BEGIN Available records

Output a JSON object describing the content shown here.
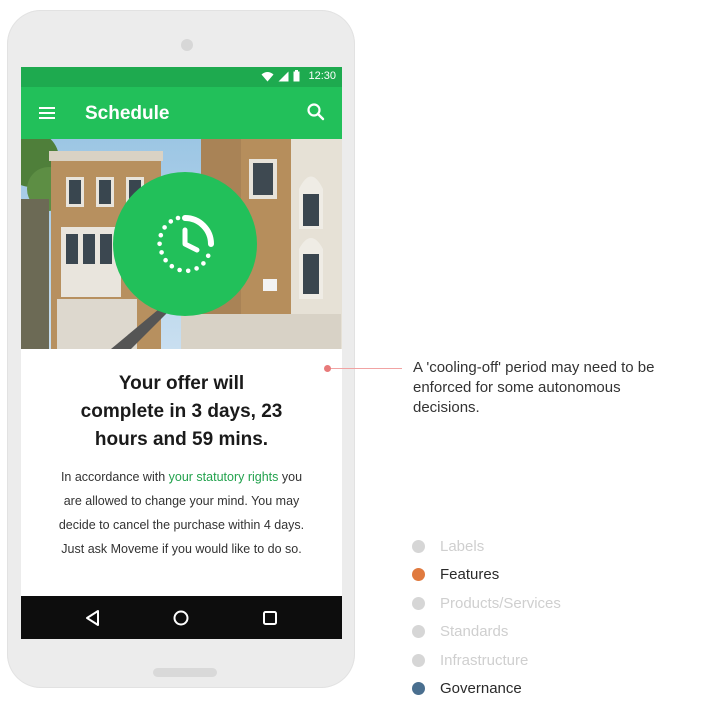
{
  "statusbar": {
    "time": "12:30"
  },
  "appbar": {
    "title": "Schedule"
  },
  "offer": {
    "headline_lines": [
      "Your offer will",
      "complete in 3 days, 23",
      "hours and 59 mins."
    ],
    "body_line1_prefix": "In accordance with ",
    "body_link": "your statutory rights",
    "body_line1_suffix": " you",
    "body_line2": "are allowed to change your mind. You may",
    "body_line3": "decide to cancel the purchase within 4 days.",
    "body_line4": "Just ask Moveme if you would like to do so."
  },
  "annotation": {
    "lines": [
      "A 'cooling-off' period may need to be",
      "enforced for some autonomous",
      "decisions."
    ]
  },
  "legend": [
    {
      "label": "Labels",
      "color": "#d6d6d6",
      "active": false
    },
    {
      "label": "Features",
      "color": "#e07a3f",
      "active": true
    },
    {
      "label": "Products/Services",
      "color": "#d6d6d6",
      "active": false
    },
    {
      "label": "Standards",
      "color": "#d6d6d6",
      "active": false
    },
    {
      "label": "Infrastructure",
      "color": "#d6d6d6",
      "active": false
    },
    {
      "label": "Governance",
      "color": "#4a6f8f",
      "active": true
    }
  ],
  "colors": {
    "brand": "#22c05a",
    "statusbar": "#1eaa4f",
    "link": "#22a24d"
  },
  "icons": {
    "appbar": [
      "menu-icon",
      "search-icon"
    ],
    "status": [
      "wifi-icon",
      "signal-icon",
      "battery-icon"
    ],
    "hero": "timer-icon",
    "navbar": [
      "back-icon",
      "home-icon",
      "recents-icon"
    ]
  }
}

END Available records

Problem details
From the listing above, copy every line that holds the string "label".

Answer
      "label": "Labels",
      "label": "Features",
      "label": "Products/Services",
      "label": "Standards",
      "label": "Infrastructure",
      "label": "Governance",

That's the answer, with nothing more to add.